Most people take out a mortgage loan to help them buy a home, which results in making mortgage payments, possibly for decades. It’s important to assess your options and shop around before committing to a mortgage lender and a loan program that’s right for you.
To avoid getting stuck with a lender that doesn’t work for you, take the time to shop around. Considering your options and different lenders will help you evaluate everything that’s out there.
1. Compare Rates
When looking for a mortgage lender, look at the interest rates. Are they competitive? It may be appealing to go with the lender that quotes the lowest rate, but no lender can guarantee a rate. Sometimes lenders will offer a lower rate in exchange for higher origination fees, such means higher closing costs that you have to pay upfront. Keep in mind the rates and programs you are eligible for will likely depend on your financial situation and the lender you choose.
A good place to start is by researching and understanding the common loan types offered. Interest rates for fixed-rate loans do not change over the life of the loan. Interest rates for adjustable-rate mortgages can change over the life of the loan and can be influenced by the Federal Reserve.
When you talk to a lender, ask about the interest rate and also their annual percentage rate. The Annual percentage rate takes into account different fees and credit charges, and it gives you an easier way to compare loan offers.
2. Find Out What Fees You Are Responsible For
You could unexpectedly be left on the hook for costs in addition to your down payment.
Paying a mortgage brokers’ commission fee. This fee is either paid by you or your lender or a combination of both.
Origination fees cover the cost of processing your loan application.
Appraisal fees cover the cost of having a professional come in and determine the value of the home you want to buy. You have to have a property valuation of some type to secure a home loan.
These additional fees will impact the overall cost of buying a home and depending on your loan terms, you might have to pay these fees upfront. Do your research and read the fine print before signing with a lender.
The quickest way to get a look at all the fees you’ll be expected to cover is to request a quote from the lender. The quote will show you all the costs and fees associated with the loan you are considering. Make sure to ask questions about what each fee covers.
3. Determine If A Lender Is Meeting Your Financial Needs

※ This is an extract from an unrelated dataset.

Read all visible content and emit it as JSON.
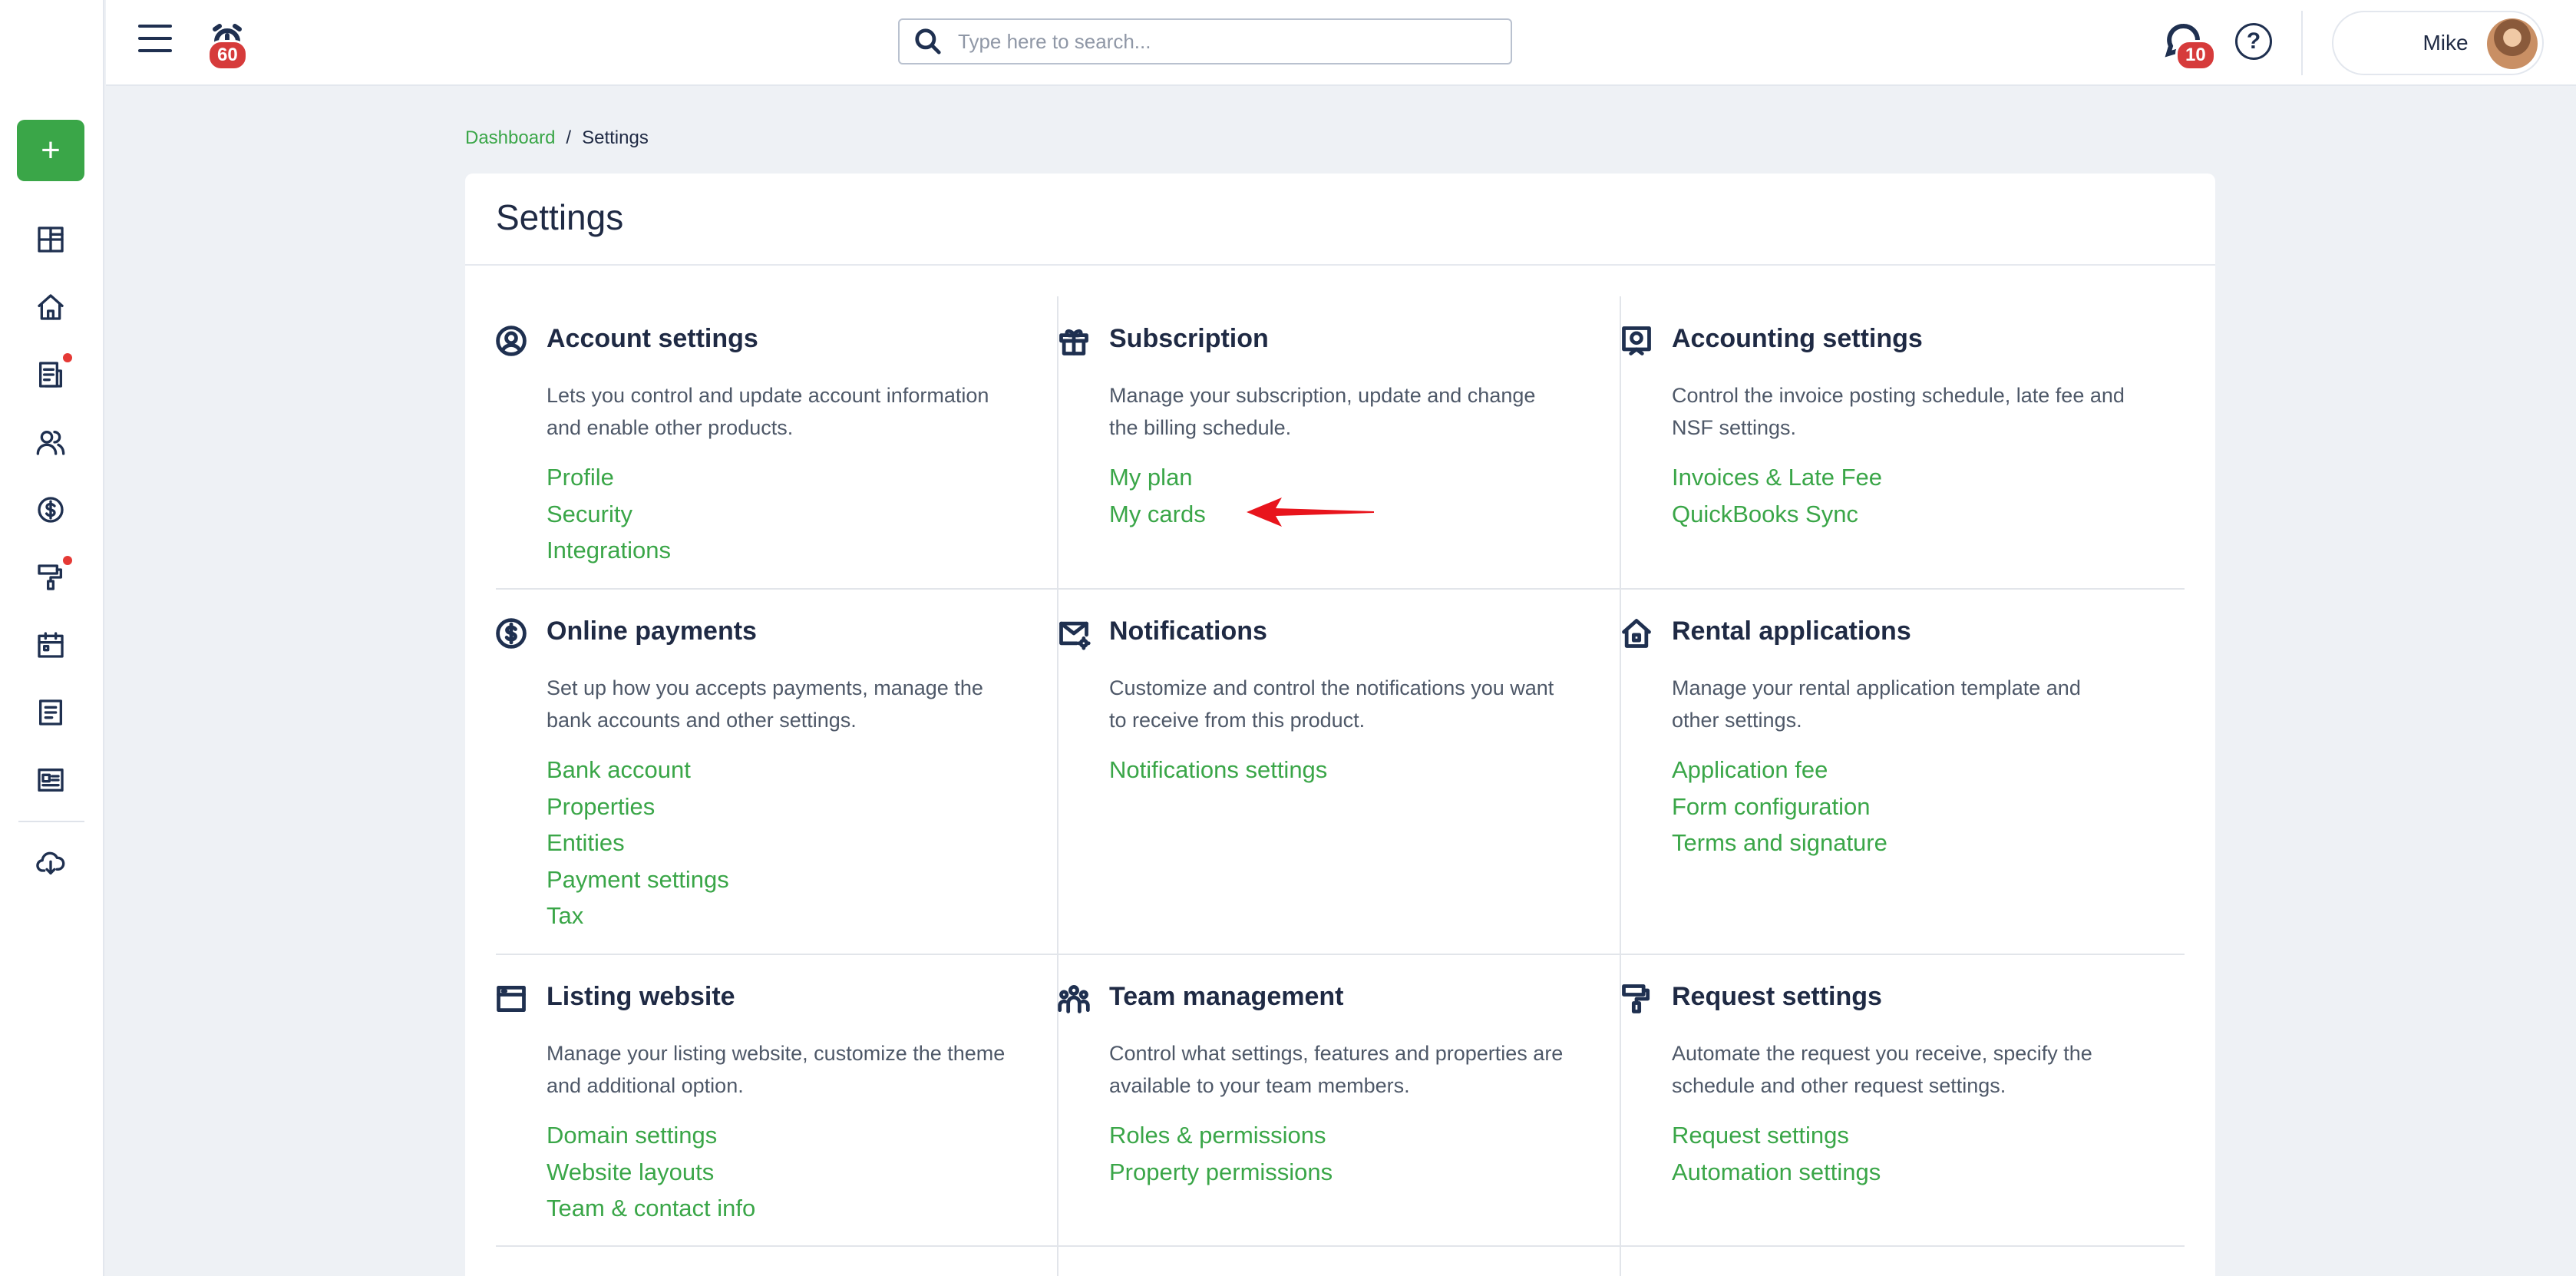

Some lenders require a 20% down payment for you to qualify for a mortgage. If you can’t make this down payment, some lenders may require you to have private mortgage insurance, which covers them just in case you default on your mortgage payments. Or you can look for lenders who offer more flexible down payment requirements.
Remember to figure out how long you’ll pay off your loans and decide what time frame works best for you. A shorter-term will most likely come with higher monthly payments in exchange for lower interest rates that result in lower interest charges over time. Once you’ve found a loan with rates that work for you, you can get a rate lock from your lender that will last about 30 to 45 days.
Once you decide which offer is best for you, you are one step closer to homeownership!